Here was a topic that interested me, guests from Britain finding fault with American innkeepers. I’ve noticed Americans do not make such good B&B guests either. They often arrive with expectations of maid service and act way superior to their hosts. When guests behave this way, they are really missing the point. If you choose a B&B, you choose to stay in someone’s home, as a guest, very different from an overnight stay in a motel, and being welcomed into someone's home merits some respect.

“I don’t think the other guests are here anymore,” I told Liz and Ian, placing their gluten-free toast on the antique garden table.

“What?” Liz said, furrowing her brow. “Yesterday they did tell us they were going to Martha’s Vineyard.”

So, I went upstairs, and sure enough. There was a note. I rushed back down.

“How frustrating!” I exclaimed. “Remember our discussion about Americans and B&Bs yesterday? These folks left without telling me. Incredible!”

“I think it’s a bit rude as well,” Liz added.

Not intentionally rude, but yes, gauche for sure. I was up at 7. Ian told me he had heard the other car pull out at 8. It would have been easy to duck one’s head into the kitchen and say thank you: goodbye. No breakfast today, thanks.

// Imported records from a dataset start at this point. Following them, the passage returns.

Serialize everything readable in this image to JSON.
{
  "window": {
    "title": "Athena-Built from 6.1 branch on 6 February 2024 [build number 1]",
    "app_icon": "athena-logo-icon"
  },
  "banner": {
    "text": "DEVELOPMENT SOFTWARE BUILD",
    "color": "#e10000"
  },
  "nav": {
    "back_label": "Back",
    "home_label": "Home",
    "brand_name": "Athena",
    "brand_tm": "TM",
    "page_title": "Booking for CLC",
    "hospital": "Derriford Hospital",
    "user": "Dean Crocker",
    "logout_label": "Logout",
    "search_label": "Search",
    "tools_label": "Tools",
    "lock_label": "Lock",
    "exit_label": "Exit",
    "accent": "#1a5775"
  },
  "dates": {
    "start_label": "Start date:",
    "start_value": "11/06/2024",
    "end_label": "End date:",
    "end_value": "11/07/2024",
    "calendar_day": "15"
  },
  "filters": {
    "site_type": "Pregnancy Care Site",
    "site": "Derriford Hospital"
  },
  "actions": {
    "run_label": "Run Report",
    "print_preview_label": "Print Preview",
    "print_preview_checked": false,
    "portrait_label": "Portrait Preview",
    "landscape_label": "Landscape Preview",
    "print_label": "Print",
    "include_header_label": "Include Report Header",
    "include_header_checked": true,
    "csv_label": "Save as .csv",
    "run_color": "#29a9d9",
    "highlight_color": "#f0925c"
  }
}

Last year I wrote a post called B&B Etiquette: On Noise. I’m realizing there are a lot of do and don’ts that no one has explained to Americans when it comes to staying at a bed & breakfast.

Here’s another lesson: If you must leave before breakfast, tell the innkeeper the night before!